A diseased disc can be replaced with a bone spacer or implant to obtain a lumbar fusion. A specialized surgical approach through a frontal abdominal incision (3cm or more) is performed to expose the anterior spine. A vascular surgeon will perform the exposure with gentle dissection and retraction of the blood vessels in the front of the spine.
A spine surgeon trained in the anterior surgery then excises the disease disc and prepares the vertebral end plates for fusion. The diseased disc is then replaced with a spacer (bone wedge, metallic spacer, cage or other synthetic material). Bone graft is added to the spacer to initiate bone growth usually achieving fusion within 3 months. Back brace is usually recommended, and the patient is restricted from bending or twisting and only light lifting. Physical therapy usually is initiated at 3 months. Return to normal function and activity within 3-6 months.
A position lumbar laminectomy or decompression relieves pressure on spinal nerves by removing a portion of the rooftop of the vertebral body.

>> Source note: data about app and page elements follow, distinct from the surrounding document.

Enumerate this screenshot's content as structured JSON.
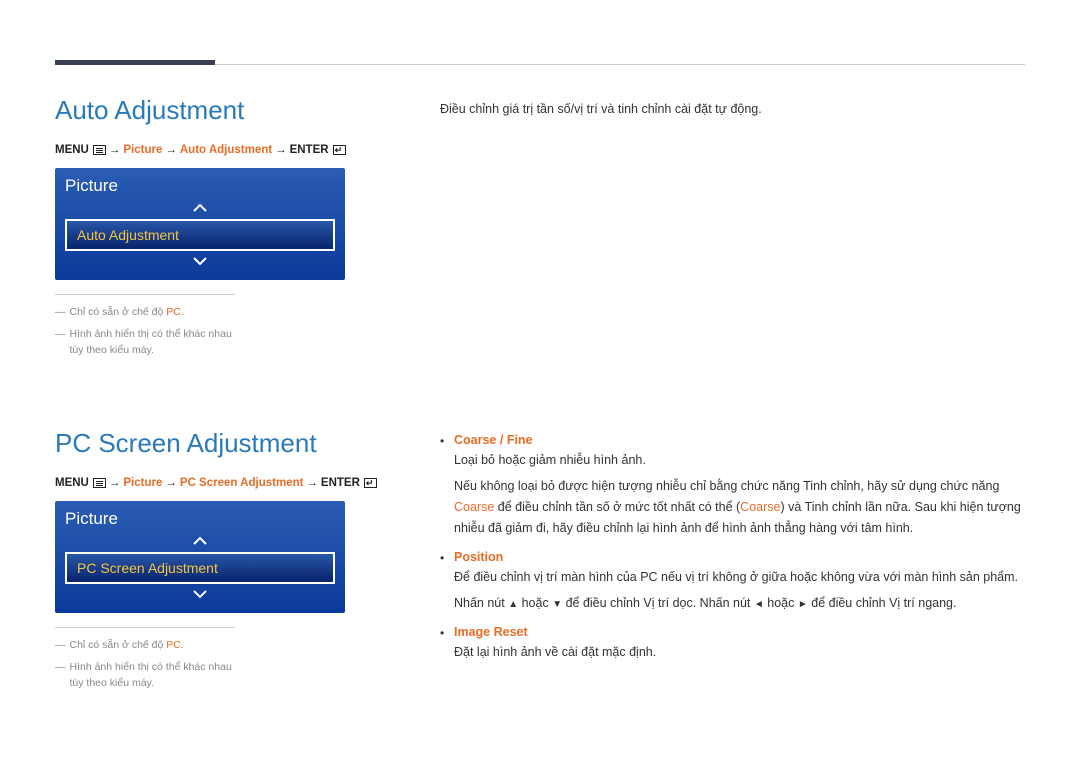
{
  "section1": {
    "title": "Auto Adjustment",
    "breadcrumb": {
      "menu": "MENU",
      "p1": "Picture",
      "p2": "Auto Adjustment",
      "enter": "ENTER"
    },
    "osd": {
      "title": "Picture",
      "selected": "Auto Adjustment"
    },
    "footnotes": {
      "f1a": "Chỉ có sẵn ở chế độ ",
      "f1b": "PC",
      "f1c": ".",
      "f2": "Hình ảnh hiển thị có thể khác nhau tùy theo kiểu máy."
    },
    "right_desc": "Điều chỉnh giá trị tần số/vị trí và tinh chỉnh cài đặt tự động."
  },
  "section2": {
    "title": "PC Screen Adjustment",
    "breadcrumb": {
      "menu": "MENU",
      "p1": "Picture",
      "p2": "PC Screen Adjustment",
      "enter": "ENTER"
    },
    "osd": {
      "title": "Picture",
      "selected": "PC Screen Adjustment"
    },
    "footnotes": {
      "f1a": "Chỉ có sẵn ở chế độ ",
      "f1b": "PC",
      "f1c": ".",
      "f2": "Hình ảnh hiển thị có thể khác nhau tùy theo kiểu máy."
    },
    "bullets": {
      "b1": {
        "h1": "Coarse",
        "sep": " / ",
        "h2": "Fine",
        "p1": "Loại bỏ hoặc giảm nhiễu hình ảnh.",
        "p2a": "Nếu không loại bỏ được hiện tượng nhiễu chỉ bằng chức năng Tinh chỉnh, hãy sử dụng chức năng ",
        "p2b": "Coarse",
        "p2c": " để điều chỉnh tần số ở mức tốt nhất có thể (",
        "p2d": "Coarse",
        "p2e": ") và Tinh chỉnh lần nữa. Sau khi hiện tượng nhiễu đã giảm đi, hãy điều chỉnh lại hình ảnh để hình ảnh thẳng hàng với tâm hình."
      },
      "b2": {
        "h": "Position",
        "p1": "Để điều chỉnh vị trí màn hình của PC nếu vị trí không ở giữa hoặc không vừa với màn hình sản phẩm.",
        "p2a": "Nhấn nút ",
        "p2b": " hoặc ",
        "p2c": " để điều chỉnh Vị trí dọc. Nhấn nút ",
        "p2d": " hoặc ",
        "p2e": " để điều chỉnh Vị trí ngang."
      },
      "b3": {
        "h": "Image Reset",
        "p": "Đặt lại hình ảnh về cài đặt mặc định."
      }
    }
  },
  "arrows": {
    "arrow": "→",
    "dash": "―"
  },
  "tri": {
    "up": "▲",
    "down": "▼",
    "left": "◄",
    "right": "►"
  }
}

An incision is made in the midline of the lower back, approximately 3 cm or more in length depending on the number of levels. Disc degeneration, arthritis (bone spurs) or thickened ligaments can cause compression of the spinal nerves. Portions of the lamina and the bone spurs are removed with spinal instruments with the use of microscope.

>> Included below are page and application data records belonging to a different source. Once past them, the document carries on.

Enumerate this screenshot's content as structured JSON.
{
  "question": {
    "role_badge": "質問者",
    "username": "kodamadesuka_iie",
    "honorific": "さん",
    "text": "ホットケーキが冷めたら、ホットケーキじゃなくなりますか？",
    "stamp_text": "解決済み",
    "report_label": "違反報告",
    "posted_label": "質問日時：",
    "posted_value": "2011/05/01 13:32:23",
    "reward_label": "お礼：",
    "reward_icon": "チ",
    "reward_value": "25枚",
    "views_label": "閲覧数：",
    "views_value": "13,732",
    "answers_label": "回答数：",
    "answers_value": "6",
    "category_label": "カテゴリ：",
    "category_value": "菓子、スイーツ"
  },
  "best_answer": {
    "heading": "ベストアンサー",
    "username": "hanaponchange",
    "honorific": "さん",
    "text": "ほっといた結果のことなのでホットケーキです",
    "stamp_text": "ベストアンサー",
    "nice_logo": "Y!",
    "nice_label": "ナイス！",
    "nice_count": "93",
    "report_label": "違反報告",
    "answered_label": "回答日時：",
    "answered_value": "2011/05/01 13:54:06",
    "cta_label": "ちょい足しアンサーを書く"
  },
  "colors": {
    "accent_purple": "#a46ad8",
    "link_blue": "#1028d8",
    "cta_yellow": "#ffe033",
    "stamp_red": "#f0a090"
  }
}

Patients leave the hospital 1-2 days after surgery. In one to two weeks, the incisional pain is gone. Patients can experience improvement with walking, ability and reduction of leg numbness or weakness by six to eight weeks.